Everybody screws up from time to time. Outside of the proverbial ‘death and taxes’, it’s quite possibly the only guarantee we have for humanity. In terms of the shared reality that is a roleplaying game, the screw ups are generally with respects to the rules. Newer players might misremember the rules due to their fledgling status. Veteran players might do the same because they’ve played too many different systems and have gotten their wires crossed here and there.
GameMasters tend to screw up because they’ve got twelve things going on all at once and they don’t want to slow the pace of the game by thumbing through the books – and none of this even scratches the surface of intentional rules “mishaps” (a cheating player, fudged GM dice rolls, etc..). Ideally these rules blunders are caught when they happen, but oftentimes they aren’t. Myself, I tend to catch them between sessions when I’m evaluating how the players stomped my latest boss far easier than I had planned for…
At one time in my GMing career, finding these errors was a point of great agitation for me. I strive to run gritty serious campaigns, and I spend considerable time writing heroic style session recaps to help retain that feel – so discovering that something was done wrong really grated on my nerves. Now I had to find a way to dance around that screw up in my session recap so it didn’t ruin the narrative. Trying for an epic recount of a boss fight that lasted two rounds because of one failed save is already painful in the first place, and much worse when you find out that the entire battle was conducted incorrectly because the player only read the first half of the spell’s description and you (the GM) didn’t bother to read it at all.
Let’s just say, there were certain particular sessions that I was ‘less than fun’ to game with due to my mood after uncovering screw ups from the week before. When your players spend the evening figuring out who to avoid so as to not also incur your wrath rather than focusing on the game, you’re doing it wrong. Ironically, you’re screwing up, just not in a way that has any connection with the game rules.
The tipping point came when I wound up talking to one of the players between games about how pissed off I was over a rules mistake from the last session – I had never done that before. Another player had mistakenly recalled how a spell worked from a previous edition of the rules, and the differences between the two variations of the spell description was enough to alter the course of events for that battle. The substance of the conversation made the rounds and by the time next session approached, I heard that the offending player really regretted what he had done, and wasn’t sure if he was going to attend this week.
I was writing my heroic recap when I got that particular message. For a minute, I was happy. I recall thinking to myself “good, I won’t have to worry about you screwing up my game this week”. It wasn’t until I reached the point in the narrative where the player had cast his spell that I realized how badly I was screwing up. I was on my way to running a friend out of my game over mixing up a spell’s rules from another edition of the same game – a mistake which I knew for a fact I’d made myself on many occasions. I knew right then I had to fix things.
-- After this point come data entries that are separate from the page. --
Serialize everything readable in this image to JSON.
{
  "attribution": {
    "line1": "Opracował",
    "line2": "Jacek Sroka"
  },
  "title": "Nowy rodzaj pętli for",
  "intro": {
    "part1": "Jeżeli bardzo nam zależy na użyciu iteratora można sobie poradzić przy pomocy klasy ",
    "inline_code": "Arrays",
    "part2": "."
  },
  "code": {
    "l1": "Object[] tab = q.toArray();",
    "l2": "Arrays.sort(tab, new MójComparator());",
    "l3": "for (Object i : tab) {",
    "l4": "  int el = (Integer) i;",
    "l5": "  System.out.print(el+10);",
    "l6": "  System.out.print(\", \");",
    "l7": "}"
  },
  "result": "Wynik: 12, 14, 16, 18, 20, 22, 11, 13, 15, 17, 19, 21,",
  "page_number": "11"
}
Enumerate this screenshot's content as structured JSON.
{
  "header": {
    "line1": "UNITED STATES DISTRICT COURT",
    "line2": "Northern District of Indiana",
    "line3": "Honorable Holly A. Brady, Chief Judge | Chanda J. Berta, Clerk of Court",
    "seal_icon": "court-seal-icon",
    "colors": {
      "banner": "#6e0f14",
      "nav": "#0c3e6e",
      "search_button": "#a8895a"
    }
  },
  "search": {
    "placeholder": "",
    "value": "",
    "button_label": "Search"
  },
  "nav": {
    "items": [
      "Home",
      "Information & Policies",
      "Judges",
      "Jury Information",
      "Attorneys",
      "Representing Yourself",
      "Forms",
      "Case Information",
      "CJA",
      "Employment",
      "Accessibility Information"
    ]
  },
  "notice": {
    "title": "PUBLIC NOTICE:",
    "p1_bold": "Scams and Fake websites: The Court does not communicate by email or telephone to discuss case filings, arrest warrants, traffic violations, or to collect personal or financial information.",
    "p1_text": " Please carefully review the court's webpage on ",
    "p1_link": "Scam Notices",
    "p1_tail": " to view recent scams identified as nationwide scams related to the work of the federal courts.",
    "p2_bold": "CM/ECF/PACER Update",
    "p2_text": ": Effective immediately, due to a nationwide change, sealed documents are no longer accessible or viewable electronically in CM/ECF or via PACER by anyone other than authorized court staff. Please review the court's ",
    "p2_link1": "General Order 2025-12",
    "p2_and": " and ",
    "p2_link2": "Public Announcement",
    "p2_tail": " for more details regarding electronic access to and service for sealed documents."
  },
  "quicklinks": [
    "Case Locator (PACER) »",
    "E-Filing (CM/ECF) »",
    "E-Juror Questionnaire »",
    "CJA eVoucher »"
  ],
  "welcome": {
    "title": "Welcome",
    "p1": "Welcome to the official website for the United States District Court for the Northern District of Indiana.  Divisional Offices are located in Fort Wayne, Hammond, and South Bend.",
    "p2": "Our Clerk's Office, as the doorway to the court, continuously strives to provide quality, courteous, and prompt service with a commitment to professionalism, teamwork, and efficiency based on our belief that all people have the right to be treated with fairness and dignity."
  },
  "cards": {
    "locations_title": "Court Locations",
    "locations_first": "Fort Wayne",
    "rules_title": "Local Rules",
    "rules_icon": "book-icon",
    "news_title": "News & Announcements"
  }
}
Game night finally arrived, and thankfully the subject of my previous ire had showed up. He came over to apologize and I told him that it was my fault, and that everything was good. I began the session as I always do, reading my recap and setting the stage for the night’s game. Regarding his spell, I had written it into the narrative just as it had happened, with one minor addition. The recounting of events stated that the spell was so effective because it was “old magic”, the likes of which had not been seen in an edition, er age – and so the enemy was unprepared.
The group had a nice chuckle and things moved along as if nothing had happened. After the night wrapped up, a few of the other members stopped up to chat. They told me how they loved the “old magic” part of the recap and that it had been the perfect thing to gloss over the incident, and defuse the situation. It didn’t even disrupt my precious narrative – hell, if anything, it had enhanced it, as now that player had something special to fit into his character’s story.
In the years since that night, I’ve come to see finding rules errors between sessions in a new light. Sure, I still get annoyed when the players rip my latest boss to shreds in a round, but what used to be a balancing act to fit a screw up into my narrative has become an opportunity to inject an inside joke into the evening, and a little “old magic” into my writing (it has also become one of our “isms”).
All the best,